"From our very first introduction, I immediately knew he would be an excellent addition to our district teaching staff and that he had the 'it factor' to become an exceptional administrator." he said.
Tuseth was a 2008 graduate of Minnesota State Mankato and a high-jumper on the track team, said his uncle, Mark Liptrap. He attended high school in Stewartville, Minn., and competed at the state meet in 2001. His mother, Mickie Tuseth, teaches and coaches track and cross-country in the Stewartville School District. His father, Tony Tuseth, taught there until the previous school year and remains as an assistant girls basketball coach.
The Mankato Free Press, citing police dispatch audio, reported the shooting occurred minutes after a hotel clerk called 911 and reported feeling threatened by a man behaving aggressively. He was said to be throwing objects, including at the clerk.
According to the audio, emergency medical personnel reported the man was shot in the left side, with an exit wound on his back.
Tuseth's uncle said he's baffled his nephew would be a threat to police and has never been in serious trouble.
"This is just too weird, you know," he said. "It doesn't have to escalate to this."
Liptrap said Monday Tuseth was probably socializing in his old college town. He said his nephew's car was in a lot miles from the hotel. "We only assume he had been drinking," said the uncle, who noted that it was Tuseth's habit to leave his car when he had been drinking and opt for a cab.
Tuseth was cited for drunken driving in 2008 in Scott County. After meeting various conditions set by the court, that charge was dismissed under what is called a "stay of adjudication."
Liptrap said Tuseth's parents have made contact with two other friends who were with their son that night. Tuseth's roommate, Luke Mikkola, was out of town at the time of the shooting and said "everybody is so shocked" that police would have shot Tuseth.
"I never saw this coming," Mikkola said. "He's a super nice guy. He works with kids and is very accommodating to people of other backgrounds. He's lived all over the world."

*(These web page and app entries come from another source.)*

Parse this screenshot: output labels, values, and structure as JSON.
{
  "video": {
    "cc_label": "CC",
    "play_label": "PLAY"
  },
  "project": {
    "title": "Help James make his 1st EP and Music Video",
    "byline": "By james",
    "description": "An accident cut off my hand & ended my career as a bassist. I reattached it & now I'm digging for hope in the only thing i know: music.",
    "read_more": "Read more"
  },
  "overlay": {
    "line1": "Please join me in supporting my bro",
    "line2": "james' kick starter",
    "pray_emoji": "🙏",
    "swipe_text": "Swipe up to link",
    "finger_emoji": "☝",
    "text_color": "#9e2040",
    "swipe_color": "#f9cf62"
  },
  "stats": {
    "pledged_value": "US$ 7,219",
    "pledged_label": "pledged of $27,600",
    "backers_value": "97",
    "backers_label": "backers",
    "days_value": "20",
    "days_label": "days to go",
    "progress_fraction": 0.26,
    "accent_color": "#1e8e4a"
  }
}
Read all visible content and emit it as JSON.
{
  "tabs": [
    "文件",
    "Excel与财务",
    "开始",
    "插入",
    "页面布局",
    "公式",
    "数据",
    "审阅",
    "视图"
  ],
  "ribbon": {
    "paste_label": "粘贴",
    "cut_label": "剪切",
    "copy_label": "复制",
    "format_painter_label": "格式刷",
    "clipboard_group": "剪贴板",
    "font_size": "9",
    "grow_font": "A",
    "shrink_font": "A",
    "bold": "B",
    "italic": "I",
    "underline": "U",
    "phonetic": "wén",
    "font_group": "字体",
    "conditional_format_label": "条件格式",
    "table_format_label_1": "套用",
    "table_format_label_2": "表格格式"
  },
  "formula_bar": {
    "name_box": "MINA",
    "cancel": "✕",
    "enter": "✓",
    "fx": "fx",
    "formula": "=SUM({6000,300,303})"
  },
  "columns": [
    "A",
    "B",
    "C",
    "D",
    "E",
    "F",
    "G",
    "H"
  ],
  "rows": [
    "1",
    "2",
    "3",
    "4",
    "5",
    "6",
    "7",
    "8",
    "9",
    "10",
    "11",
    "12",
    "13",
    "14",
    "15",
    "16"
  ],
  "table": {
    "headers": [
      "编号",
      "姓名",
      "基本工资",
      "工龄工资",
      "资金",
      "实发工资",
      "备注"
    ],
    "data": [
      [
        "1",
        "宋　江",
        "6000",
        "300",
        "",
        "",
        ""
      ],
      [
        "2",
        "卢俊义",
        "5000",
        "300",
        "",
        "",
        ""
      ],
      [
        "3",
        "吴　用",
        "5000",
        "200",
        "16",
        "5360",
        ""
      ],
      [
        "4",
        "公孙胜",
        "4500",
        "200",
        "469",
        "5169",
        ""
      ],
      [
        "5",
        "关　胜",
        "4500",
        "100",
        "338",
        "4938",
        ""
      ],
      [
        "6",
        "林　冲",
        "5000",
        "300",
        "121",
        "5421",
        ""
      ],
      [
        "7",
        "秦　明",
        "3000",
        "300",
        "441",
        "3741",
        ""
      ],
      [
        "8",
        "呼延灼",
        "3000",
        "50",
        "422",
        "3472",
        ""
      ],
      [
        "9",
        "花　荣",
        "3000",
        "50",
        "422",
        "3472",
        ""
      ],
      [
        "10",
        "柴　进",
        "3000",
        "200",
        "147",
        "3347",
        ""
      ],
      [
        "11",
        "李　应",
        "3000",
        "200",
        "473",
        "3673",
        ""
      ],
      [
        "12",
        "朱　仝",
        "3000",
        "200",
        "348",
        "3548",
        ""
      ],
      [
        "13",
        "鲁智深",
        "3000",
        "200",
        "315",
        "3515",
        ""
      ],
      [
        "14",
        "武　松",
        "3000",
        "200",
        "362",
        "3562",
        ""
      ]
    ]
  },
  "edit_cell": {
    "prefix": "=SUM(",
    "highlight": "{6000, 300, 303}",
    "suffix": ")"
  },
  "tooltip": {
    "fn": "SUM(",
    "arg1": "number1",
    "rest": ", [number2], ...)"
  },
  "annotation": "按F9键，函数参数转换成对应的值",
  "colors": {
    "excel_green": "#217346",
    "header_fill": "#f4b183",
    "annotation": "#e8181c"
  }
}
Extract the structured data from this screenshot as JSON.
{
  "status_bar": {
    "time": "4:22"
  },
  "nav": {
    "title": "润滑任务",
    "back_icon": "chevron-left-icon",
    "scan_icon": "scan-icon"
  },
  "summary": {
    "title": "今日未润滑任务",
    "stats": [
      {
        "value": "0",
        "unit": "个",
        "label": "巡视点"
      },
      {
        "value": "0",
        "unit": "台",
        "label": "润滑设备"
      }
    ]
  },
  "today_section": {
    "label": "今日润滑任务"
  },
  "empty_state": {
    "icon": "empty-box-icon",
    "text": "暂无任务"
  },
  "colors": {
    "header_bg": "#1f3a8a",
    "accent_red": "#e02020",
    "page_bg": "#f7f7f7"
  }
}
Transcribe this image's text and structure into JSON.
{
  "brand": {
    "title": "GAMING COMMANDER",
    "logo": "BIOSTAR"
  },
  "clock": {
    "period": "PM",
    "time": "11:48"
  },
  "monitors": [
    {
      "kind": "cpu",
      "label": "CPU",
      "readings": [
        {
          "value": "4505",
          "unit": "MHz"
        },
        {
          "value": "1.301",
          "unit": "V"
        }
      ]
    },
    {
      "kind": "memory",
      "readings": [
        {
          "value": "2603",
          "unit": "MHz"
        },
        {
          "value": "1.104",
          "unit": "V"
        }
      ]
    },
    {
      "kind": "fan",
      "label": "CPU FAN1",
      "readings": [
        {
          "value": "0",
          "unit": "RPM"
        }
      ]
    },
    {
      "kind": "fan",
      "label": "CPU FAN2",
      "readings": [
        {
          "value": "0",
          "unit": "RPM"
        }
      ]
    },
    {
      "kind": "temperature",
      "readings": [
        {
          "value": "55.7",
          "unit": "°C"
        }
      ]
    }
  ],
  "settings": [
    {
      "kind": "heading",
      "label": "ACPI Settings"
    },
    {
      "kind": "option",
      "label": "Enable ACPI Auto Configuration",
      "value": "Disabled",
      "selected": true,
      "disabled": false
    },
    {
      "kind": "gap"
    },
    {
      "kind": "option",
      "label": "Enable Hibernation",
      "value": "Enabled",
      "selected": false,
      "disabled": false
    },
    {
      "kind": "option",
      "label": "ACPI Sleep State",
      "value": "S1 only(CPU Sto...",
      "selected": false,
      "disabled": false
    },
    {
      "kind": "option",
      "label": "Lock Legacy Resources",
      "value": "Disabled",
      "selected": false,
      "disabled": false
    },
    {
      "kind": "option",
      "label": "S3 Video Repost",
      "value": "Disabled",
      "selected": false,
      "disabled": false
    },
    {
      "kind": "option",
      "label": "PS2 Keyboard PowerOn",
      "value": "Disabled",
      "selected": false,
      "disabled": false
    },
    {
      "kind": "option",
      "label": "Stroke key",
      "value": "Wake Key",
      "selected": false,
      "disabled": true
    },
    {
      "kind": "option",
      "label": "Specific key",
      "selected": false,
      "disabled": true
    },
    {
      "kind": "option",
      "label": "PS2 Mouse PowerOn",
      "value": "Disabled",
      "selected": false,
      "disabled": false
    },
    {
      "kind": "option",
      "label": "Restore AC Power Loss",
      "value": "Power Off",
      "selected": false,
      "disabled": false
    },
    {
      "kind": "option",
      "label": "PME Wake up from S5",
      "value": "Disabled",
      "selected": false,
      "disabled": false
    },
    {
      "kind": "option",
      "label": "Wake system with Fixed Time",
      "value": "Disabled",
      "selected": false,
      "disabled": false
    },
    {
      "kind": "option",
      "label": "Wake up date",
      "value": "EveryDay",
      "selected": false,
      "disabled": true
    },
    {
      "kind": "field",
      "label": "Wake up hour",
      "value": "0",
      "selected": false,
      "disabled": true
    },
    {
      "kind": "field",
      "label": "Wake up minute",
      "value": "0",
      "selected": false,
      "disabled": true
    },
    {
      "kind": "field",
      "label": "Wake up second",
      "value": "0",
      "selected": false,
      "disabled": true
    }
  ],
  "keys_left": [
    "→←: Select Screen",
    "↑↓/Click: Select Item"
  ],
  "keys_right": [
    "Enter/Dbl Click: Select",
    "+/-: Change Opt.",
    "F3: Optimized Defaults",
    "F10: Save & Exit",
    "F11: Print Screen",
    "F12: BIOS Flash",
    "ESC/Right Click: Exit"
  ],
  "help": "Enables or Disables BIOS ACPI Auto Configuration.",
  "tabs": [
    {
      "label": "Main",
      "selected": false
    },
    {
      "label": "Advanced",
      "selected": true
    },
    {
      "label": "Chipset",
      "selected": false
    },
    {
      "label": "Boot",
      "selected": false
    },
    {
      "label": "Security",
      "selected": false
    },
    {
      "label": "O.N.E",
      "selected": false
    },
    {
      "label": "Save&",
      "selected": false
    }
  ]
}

Tuseth's parents were on their way Monday to Mankato to talk with the BCA and police, Liptrap said Monday afternoon. "Mickie will know more by [Tuesday]. She says that all she wants is a good party on Friday night for all his friends at the reception" before Saturday's funeral, he said.
The parents were notified by authorities 14 hours after the shooting, Liptrap said, a length of time that left the family "really upset. … They're getting ready for a funeral and are totally devastated by this."
Nekima Levy-Pounds, a mayoral candidate in Minneapolis who has spoken out on police violence in the past, called the incident "disturbing" in a Facebook post on Monday. "It is equally disturbing to see that there is hardly a public outcry unless groups like the Minneapolis NAACP, Black Lives Matter, or other advocacy groups rise up and bring attention to these issues," she wrote.